all who wander are not lost

A gorgeous blend of Cor-ten steel and stainless steel. Contrasting the crusty rusty red surface of the Cor-ten with the super slick clean stainless surface is almost uncomfortable for the viewer. Certainly a nod to the Yin and Yang here. Also notice the two conical shapes that make up the primary forms of the piece. Titled “Galileo’s Night Vision”, these forms are obviously referencing two human eyes. However, the artist is also using a reoccurring theme here that comes from many years of working with Chinese artists. The conical shapes here are also referencing the simple Chinese peasants hat. This adds another layer of interest, as East meets West, Galileo meets the Chinese peasant. (more Yin and Yang contrasting).

This conical shape became an almost obsessive focus for the artist in his later years. While it had already been a persistent subject, it began to take on more significance as a conceptual form. The inverted human hat shape began to be used as a archetypal vortex symbol – often seen in the artists later “Echo” series of work.

“Galileo’s Night Vision” by Joseph Wesner, sculptor, with Jim Storm, fabricator. 2002.

This is just one of several public sculptures by the late Joseph Wesner in the Mt. Clemens area.

Artist Jim Storm still lives and works in Detroit, if you get a chance definitely check out his work. A great artist in his own right.

One Response to Galileo’s Night Vision

  • It’s great to see you supporting your local artists on your blog! I’m enjoying learning a little about Detroit through your eyes.

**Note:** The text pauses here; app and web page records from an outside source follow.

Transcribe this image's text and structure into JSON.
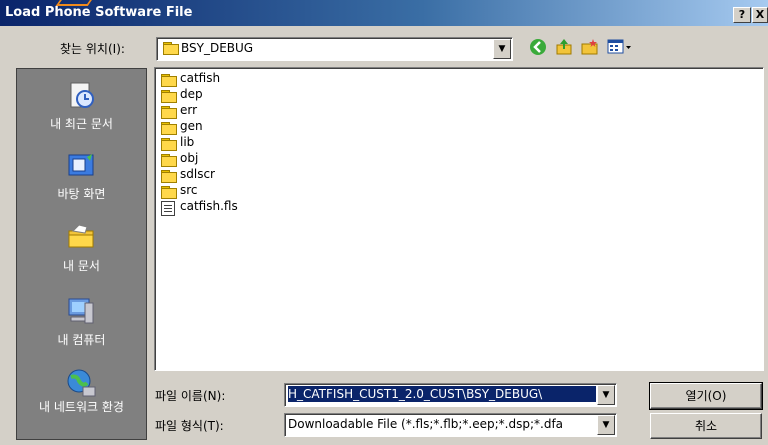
{
  "window": {
    "title": "Load Phone Software File",
    "help_label": "?",
    "close_label": "X"
  },
  "look_in": {
    "label": "찾는 위치(I):",
    "value": "BSY_DEBUG",
    "arrow": "▼"
  },
  "toolbar": {
    "back_icon": "back-icon",
    "up_icon": "up-folder-icon",
    "new_folder_icon": "new-folder-icon",
    "view_menu_icon": "view-menu-icon"
  },
  "places": [
    {
      "label": "내 최근 문서",
      "icon": "recent-documents-icon"
    },
    {
      "label": "바탕 화면",
      "icon": "desktop-icon"
    },
    {
      "label": "내 문서",
      "icon": "my-documents-icon"
    },
    {
      "label": "내 컴퓨터",
      "icon": "my-computer-icon"
    },
    {
      "label": "내 네트워크 환경",
      "icon": "network-places-icon"
    }
  ],
  "files": [
    {
      "name": "catfish",
      "type": "folder"
    },
    {
      "name": "dep",
      "type": "folder"
    },
    {
      "name": "err",
      "type": "folder"
    },
    {
      "name": "gen",
      "type": "folder"
    },
    {
      "name": "lib",
      "type": "folder"
    },
    {
      "name": "obj",
      "type": "folder"
    },
    {
      "name": "sdlscr",
      "type": "folder"
    },
    {
      "name": "src",
      "type": "folder"
    },
    {
      "name": "catfish.fls",
      "type": "file"
    }
  ],
  "file_name": {
    "label": "파일 이름(N):",
    "value": "H_CATFISH_CUST1_2.0_CUST\\BSY_DEBUG\\"
  },
  "file_type": {
    "label": "파일 형식(T):",
    "value": "Downloadable File (*.fls;*.flb;*.eep;*.dsp;*.dfa"
  },
  "buttons": {
    "open": "열기(O)",
    "cancel": "취소"
  }
}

I don’t know anything at all about Detroit except that I’ve heard that there is a great accordion supplier there called Castiglione, and that there is usually loads of construction on the interstate heading west and again heading back to home to Canada. If you get a chance come visit at misteranchovy anytime. I’m located up in Toronto, but mister anchovy is a hodge podge of material that comes to mind…. cheers.